Renal dietitians’ perceptions of the value of Subjective Global Assessment

Shelly Messenger

Purpose: Use of Subjective Global Assessment (SGA) to assess nutrition status by renal dietitians in Canada is low, but detailed rationale is limited. To assess how renal dietitians’ in Canada perceive the value of SGA to assess protein-energy wasting for clients with chronic kidney disease.

Methods: A sequential exploratory mixed method approach included focus groups (n=6, 8) and a national survey (n=54).

Findings: Five main themes (consistency, organizational/environment, confidence, interpretation and education) emerged. Dietitians support using a tool to provide a standardized process to nutrition assessment and feel SGA is an effective educational tool; however, barriers such as time, privacy, confidence, interpretation and subjectivity limit SGA use.

Conclusion: Educators and administrators are encouraged to communicate the use of SGA results and provide education opportunities focusing on hands-on physical assessment.

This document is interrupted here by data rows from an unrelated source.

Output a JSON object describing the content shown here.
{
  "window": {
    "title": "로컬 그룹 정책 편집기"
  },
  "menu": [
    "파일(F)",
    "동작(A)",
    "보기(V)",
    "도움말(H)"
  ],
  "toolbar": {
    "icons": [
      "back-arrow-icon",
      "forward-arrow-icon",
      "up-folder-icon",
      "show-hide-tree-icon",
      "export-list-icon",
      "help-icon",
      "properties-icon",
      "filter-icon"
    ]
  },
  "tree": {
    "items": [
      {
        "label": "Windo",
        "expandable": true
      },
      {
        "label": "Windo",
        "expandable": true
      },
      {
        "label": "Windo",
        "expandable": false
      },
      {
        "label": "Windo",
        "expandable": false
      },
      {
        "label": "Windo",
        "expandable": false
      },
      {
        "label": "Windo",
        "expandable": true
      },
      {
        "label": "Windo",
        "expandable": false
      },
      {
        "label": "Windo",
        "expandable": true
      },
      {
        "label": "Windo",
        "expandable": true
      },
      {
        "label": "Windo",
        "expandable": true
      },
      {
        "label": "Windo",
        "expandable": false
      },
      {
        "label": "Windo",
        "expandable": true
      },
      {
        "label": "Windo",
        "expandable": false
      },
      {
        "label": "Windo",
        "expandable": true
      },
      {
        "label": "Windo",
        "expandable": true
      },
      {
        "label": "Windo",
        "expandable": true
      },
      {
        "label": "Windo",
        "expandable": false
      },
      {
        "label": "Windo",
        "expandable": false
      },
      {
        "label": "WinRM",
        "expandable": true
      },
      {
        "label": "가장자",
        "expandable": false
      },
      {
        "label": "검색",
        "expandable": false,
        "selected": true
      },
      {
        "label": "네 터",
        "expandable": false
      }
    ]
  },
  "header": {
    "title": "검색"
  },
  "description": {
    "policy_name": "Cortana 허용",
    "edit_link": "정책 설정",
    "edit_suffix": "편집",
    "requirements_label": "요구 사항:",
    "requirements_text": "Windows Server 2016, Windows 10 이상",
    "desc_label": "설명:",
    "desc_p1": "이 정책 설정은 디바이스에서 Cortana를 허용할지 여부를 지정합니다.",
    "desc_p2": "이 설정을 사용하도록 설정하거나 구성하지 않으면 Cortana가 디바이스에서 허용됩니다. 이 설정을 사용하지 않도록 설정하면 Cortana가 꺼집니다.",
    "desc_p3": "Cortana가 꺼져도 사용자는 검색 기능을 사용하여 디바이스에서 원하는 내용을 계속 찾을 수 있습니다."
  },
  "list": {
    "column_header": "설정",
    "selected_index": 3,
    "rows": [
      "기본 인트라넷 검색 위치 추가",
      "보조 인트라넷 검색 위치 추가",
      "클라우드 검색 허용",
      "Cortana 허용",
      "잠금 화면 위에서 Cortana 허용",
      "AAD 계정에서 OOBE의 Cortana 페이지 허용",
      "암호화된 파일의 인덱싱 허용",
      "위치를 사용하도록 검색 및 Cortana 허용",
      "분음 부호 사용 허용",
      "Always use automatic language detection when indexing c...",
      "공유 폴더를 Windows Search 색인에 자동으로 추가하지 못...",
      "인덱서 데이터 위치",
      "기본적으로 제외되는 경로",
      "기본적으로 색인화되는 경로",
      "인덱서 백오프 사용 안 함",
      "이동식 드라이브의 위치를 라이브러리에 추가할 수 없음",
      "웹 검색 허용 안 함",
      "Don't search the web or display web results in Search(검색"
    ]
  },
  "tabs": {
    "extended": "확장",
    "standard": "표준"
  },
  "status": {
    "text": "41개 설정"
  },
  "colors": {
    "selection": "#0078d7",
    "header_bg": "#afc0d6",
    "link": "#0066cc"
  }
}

In some situations, an alternative validated version of SGA or screening tool may be appropriate.